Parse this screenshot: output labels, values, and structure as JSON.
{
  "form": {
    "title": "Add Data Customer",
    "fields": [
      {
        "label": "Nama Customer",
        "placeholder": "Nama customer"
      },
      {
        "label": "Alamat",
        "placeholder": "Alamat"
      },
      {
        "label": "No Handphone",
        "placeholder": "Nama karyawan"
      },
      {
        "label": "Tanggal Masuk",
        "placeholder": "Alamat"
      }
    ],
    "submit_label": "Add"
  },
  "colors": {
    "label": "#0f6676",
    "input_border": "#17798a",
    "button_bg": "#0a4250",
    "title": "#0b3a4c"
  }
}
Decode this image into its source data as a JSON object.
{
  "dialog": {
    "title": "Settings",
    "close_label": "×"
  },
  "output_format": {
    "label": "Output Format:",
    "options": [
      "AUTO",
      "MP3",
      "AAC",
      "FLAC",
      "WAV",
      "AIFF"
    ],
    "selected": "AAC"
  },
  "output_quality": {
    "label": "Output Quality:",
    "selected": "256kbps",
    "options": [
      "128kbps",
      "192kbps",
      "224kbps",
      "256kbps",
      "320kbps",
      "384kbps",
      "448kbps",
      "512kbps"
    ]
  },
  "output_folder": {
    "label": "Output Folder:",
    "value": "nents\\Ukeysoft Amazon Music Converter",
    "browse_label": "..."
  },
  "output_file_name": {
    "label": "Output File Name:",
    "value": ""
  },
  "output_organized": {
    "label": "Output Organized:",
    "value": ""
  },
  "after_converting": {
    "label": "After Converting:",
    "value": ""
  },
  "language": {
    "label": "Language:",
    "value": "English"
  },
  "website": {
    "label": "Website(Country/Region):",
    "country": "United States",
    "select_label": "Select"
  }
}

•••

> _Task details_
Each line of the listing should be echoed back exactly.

> _Solved problem_
Parse this screenshot: output labels, values, and structure as JSON.
{
  "form": {
    "title": "Add Data Customer",
    "fields": [
      {
        "label": "Nama Customer",
        "placeholder": "Nama customer"
      },
      {
        "label": "Alamat",
        "placeholder": "Alamat"
      },
      {
        "label": "No Handphone",
        "placeholder": "Nama karyawan"
      },
      {
        "label": "Tanggal Masuk",
        "placeholder": "Alamat"
      }
    ],
    "submit_label": "Add"
  },
  "colors": {
    "label": "#0f6676",
    "input_border": "#17798a",
    "button_bg": "#0a4250",
    "title": "#0b3a4c"
  }
}
Decode this image into its source data as a JSON object.
{
  "dialog": {
    "title": "Settings",
    "close_label": "×"
  },
  "output_format": {
    "label": "Output Format:",
    "options": [
      "AUTO",
      "MP3",
      "AAC",
      "FLAC",
      "WAV",
      "AIFF"
    ],
    "selected": "AAC"
  },
  "output_quality": {
    "label": "Output Quality:",
    "selected": "256kbps",
    "options": [
      "128kbps",
      "192kbps",
      "224kbps",
      "256kbps",
      "320kbps",
      "384kbps",
      "448kbps",
      "512kbps"
    ]
  },
  "output_folder": {
    "label": "Output Folder:",
    "value": "nents\\Ukeysoft Amazon Music Converter",
    "browse_label": "..."
  },
  "output_file_name": {
    "label": "Output File Name:",
    "value": ""
  },
  "output_organized": {
    "label": "Output Organized:",
    "value": ""
  },
  "after_converting": {
    "label": "After Converting:",
    "value": ""
  },
  "language": {
    "label": "Language:",
    "value": "English"
  },
  "website": {
    "label": "Website(Country/Region):",
    "country": "United States",
    "select_label": "Select"
  }
}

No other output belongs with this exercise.